But the reality is, as we bitch and moan about those rascals, we do it living a life style that would not exist without those fucking dams and the people who built them.
Not sure most of us actually get benefits from places like Powell though. In fact, I can say, as a resident of SW Utah that the water agencies current actions are trying to hurt us here. They want us to stop using a local water source and pay exuberant fees to tap into Lake Powell for water that exists on paper but not in reality. Pretty little mess here actually. Or consider how artificially cheap water has made places like Vegas even more hungry for growth, enough so to create a massive legal over aquifers elsewhere. Not sure that benefits most of us in all honesty.
Power? Most of it goes to California, as the SW is stuck with their pollution. Ever notice how fast our horizons are changing? Its one of the ironies of CA as they get to claim alot of green measures because so many of their power sources aren't there. Over the last decade the Colorado Plateau has become increasingly polluted.
Agriculture? Maybe. I buy mostly from regional sources east of CA for that reason. Was part of a CSA locally that allowed me to get veggies, meat, cheese and eggs locally. Still get a portion from there. Still don't buy everything local or regional which sucks but trying to improve. When you actually research food though you realize not a ton of it comes from southern CA, at least what we purchase. But still some. Most of my grains come from the elsewhere which has made me realize how much I need to educate myself on other regions.
How else is my lifestyle made possible by damming the CO?
Or take a systems analysis of another river, like the Great Miss. It has huge benefits for local crops, etc. But it also has huge negatives like dead zones in the Gulf that use to support major fishing and harvesting for generations. Or that it has helped stratify regions economically in a manner that locals have little control over now.
Might want to think about just reducing arguments against the simplified "more is better" argument as "bitching and moaning". Its a complex subject that has lasting influences beyond such simplified rhetoric. I recognize that my comments on the internet don't change anything themselves but I do learn alot by engaging in these conversations. I think others do as well. Few instance, a new generation of students and citizens are making documentaries to expose the issues posed by these dams. Who knows how that is going to influence people down the road.
And trust me, I see the other side of the argument, but that does not mean I can't still stand by a differing opinion. I recognize how diverse the stakeholders are in water law and do my best to empathize with local interests. And like many others I have "made peace" with Glenn Canyon Dam, largely through spending human-powered adventures on the lake (sea kayaked its length solo over two trips).
Recognizing what we can't change in the present doesn't mean letting go of resistance and the hope of creating more sustainable solutions in the future (near or far). And part of that balance for me is no longer accepting the discourse of the "greater good" that has for so long defined the ecologically destructive placement of these dams on the CO. Hence my ideas that the benefits are shorter term than many explain (talking human not geologic scale). I place great value on the ecological worldview that informed many of my decisions over the last decades which means I am in direct conflict with the modern zeitgeist.

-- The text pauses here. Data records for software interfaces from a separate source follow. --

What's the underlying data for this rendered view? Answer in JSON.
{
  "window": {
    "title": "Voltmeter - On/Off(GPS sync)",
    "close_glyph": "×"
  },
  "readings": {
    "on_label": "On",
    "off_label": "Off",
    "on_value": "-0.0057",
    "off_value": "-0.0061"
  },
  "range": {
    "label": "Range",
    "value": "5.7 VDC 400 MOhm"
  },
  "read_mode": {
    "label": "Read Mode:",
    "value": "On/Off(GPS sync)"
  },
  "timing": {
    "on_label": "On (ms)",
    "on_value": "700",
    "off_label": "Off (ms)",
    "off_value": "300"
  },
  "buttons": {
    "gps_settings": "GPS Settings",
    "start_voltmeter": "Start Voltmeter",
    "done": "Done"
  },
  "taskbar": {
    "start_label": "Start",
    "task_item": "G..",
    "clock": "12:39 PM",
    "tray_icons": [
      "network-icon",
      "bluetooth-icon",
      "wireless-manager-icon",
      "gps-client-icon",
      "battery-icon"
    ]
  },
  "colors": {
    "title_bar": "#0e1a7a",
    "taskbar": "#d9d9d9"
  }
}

But I fully recognize those are my ideas and defined by my knowledge and experience. I seek out disparate views to better understand the limitations of my worldview all the time.